Bloomberg reports that, according to a new report issued by US compensation consultants Johnson Associates, 2009 investment banking bonuses are likely to increase by as much as 25% on last year. Bonuses paid to employees working in the asset management industry are thought likely to see further declines this year, however, possibly by as much as 35%.

Look Who's Said NOT To Be Increasing Base Pay

Coffee Bean

With Bank of America and Citi now said to be joining the likes of Morgan Stanley and UBS, and looking at sanctioning base pay increases for senior staff, the pressure is now on other firms to follow or possibly lose key employees to rivals.

Top Firm To Cut Technology Costs By Over $1bn

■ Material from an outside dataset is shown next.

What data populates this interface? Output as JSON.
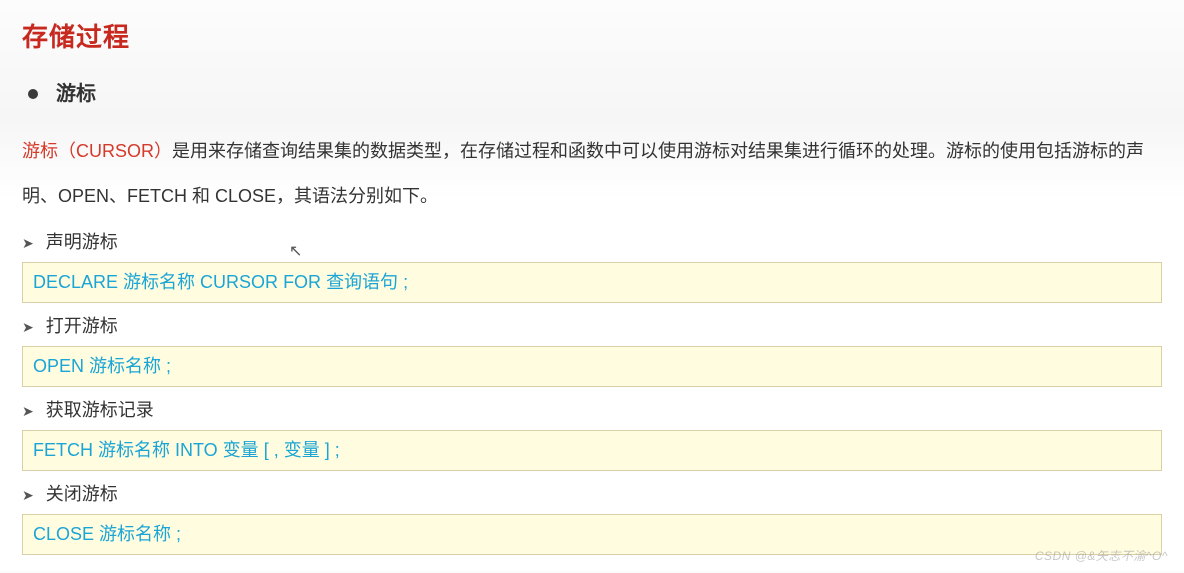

The Financial Times reports that Citi is to finally get to grips with the myriad IT systems which form part of the firm's technology platform. Citi is thought to have hundreds of different systems, many inherited following acquisitions, and management now believe that a concerted effort to rationalize the IT infrastructure could result in cost-savings of over a $1bn a year.

Another Top Firm To Up Base Salaries

The Wall Street Journal reports that Morgan Stanley has 'said it would raise the base salaries of most of its top officers and many top-earning employees in an effort to reduce the importance of their annual bonuses'.

Top Firm To Be 'Bonus Free' In 2009

Reuters reports that UBS looks likely to be free to decide the size of its bonus pot this year, unlike 2008, when bonuses (which were around 90% down) were paid soon after the Swiss government bailout.

Top Firm Ups Base Pay 50% To Stop Staff Defections

Goodbye UBS

Bloomberg reports that UBS has upped the base salary of MDs across the board over at its investment banking unit by an average of 50%, as it tries to retain talent in the face of competition for its staff from rivals. More junior staff are also said likely to be in line for salary increases.